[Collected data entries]
○ ○ ○

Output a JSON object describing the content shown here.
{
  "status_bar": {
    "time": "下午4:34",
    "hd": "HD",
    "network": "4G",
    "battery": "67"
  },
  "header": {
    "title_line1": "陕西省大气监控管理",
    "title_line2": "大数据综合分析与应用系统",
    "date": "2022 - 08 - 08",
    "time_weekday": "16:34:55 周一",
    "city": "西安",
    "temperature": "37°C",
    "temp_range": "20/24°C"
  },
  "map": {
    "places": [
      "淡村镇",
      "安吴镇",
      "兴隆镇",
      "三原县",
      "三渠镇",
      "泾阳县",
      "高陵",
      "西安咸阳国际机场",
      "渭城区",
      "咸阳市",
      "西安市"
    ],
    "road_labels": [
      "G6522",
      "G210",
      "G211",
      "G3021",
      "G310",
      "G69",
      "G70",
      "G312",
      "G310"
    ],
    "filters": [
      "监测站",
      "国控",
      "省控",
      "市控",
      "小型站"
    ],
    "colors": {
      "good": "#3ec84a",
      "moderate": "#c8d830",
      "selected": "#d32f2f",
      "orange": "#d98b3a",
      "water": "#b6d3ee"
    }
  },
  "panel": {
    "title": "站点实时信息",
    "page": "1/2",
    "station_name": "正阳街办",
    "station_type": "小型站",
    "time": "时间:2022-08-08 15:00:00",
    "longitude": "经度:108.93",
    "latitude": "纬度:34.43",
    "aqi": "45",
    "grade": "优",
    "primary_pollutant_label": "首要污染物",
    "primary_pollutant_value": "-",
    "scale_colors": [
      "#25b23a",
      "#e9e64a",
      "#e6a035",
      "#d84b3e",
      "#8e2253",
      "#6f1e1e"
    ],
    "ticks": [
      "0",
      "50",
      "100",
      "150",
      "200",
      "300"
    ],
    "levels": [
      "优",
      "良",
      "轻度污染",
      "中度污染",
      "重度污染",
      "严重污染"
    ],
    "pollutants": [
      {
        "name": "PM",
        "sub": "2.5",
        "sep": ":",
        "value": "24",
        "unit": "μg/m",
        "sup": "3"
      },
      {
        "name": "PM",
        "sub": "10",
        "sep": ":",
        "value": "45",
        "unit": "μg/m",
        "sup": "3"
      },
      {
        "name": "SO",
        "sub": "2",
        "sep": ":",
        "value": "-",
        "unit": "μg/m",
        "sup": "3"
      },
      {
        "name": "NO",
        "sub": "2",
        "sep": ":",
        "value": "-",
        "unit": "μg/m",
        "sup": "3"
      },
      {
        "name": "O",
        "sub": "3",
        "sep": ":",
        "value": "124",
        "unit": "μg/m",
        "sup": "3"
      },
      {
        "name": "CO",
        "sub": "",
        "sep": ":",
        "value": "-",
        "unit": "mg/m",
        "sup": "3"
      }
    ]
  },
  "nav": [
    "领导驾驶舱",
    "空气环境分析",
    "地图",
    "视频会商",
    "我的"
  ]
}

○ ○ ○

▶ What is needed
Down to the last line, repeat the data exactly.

▶ Task output
Output a JSON object describing the content shown here.
{
  "status_bar": {
    "time": "下午4:34",
    "hd": "HD",
    "network": "4G",
    "battery": "67"
  },
  "header": {
    "title_line1": "陕西省大气监控管理",
    "title_line2": "大数据综合分析与应用系统",
    "date": "2022 - 08 - 08",
    "time_weekday": "16:34:55 周一",
    "city": "西安",
    "temperature": "37°C",
    "temp_range": "20/24°C"
  },
  "map": {
    "places": [
      "淡村镇",
      "安吴镇",
      "兴隆镇",
      "三原县",
      "三渠镇",
      "泾阳县",
      "高陵",
      "西安咸阳国际机场",
      "渭城区",
      "咸阳市",
      "西安市"
    ],
    "road_labels": [
      "G6522",
      "G210",
      "G211",
      "G3021",
      "G310",
      "G69",
      "G70",
      "G312",
      "G310"
    ],
    "filters": [
      "监测站",
      "国控",
      "省控",
      "市控",
      "小型站"
    ],
    "colors": {
      "good": "#3ec84a",
      "moderate": "#c8d830",
      "selected": "#d32f2f",
      "orange": "#d98b3a",
      "water": "#b6d3ee"
    }
  },
  "panel": {
    "title": "站点实时信息",
    "page": "1/2",
    "station_name": "正阳街办",
    "station_type": "小型站",
    "time": "时间:2022-08-08 15:00:00",
    "longitude": "经度:108.93",
    "latitude": "纬度:34.43",
    "aqi": "45",
    "grade": "优",
    "primary_pollutant_label": "首要污染物",
    "primary_pollutant_value": "-",
    "scale_colors": [
      "#25b23a",
      "#e9e64a",
      "#e6a035",
      "#d84b3e",
      "#8e2253",
      "#6f1e1e"
    ],
    "ticks": [
      "0",
      "50",
      "100",
      "150",
      "200",
      "300"
    ],
    "levels": [
      "优",
      "良",
      "轻度污染",
      "中度污染",
      "重度污染",
      "严重污染"
    ],
    "pollutants": [
      {
        "name": "PM",
        "sub": "2.5",
        "sep": ":",
        "value": "24",
        "unit": "μg/m",
        "sup": "3"
      },
      {
        "name": "PM",
        "sub": "10",
        "sep": ":",
        "value": "45",
        "unit": "μg/m",
        "sup": "3"
      },
      {
        "name": "SO",
        "sub": "2",
        "sep": ":",
        "value": "-",
        "unit": "μg/m",
        "sup": "3"
      },
      {
        "name": "NO",
        "sub": "2",
        "sep": ":",
        "value": "-",
        "unit": "μg/m",
        "sup": "3"
      },
      {
        "name": "O",
        "sub": "3",
        "sep": ":",
        "value": "124",
        "unit": "μg/m",
        "sup": "3"
      },
      {
        "name": "CO",
        "sub": "",
        "sep": ":",
        "value": "-",
        "unit": "mg/m",
        "sup": "3"
      }
    ]
  },
  "nav": [
    "领导驾驶舱",
    "空气环境分析",
    "地图",
    "视频会商",
    "我的"
  ]
}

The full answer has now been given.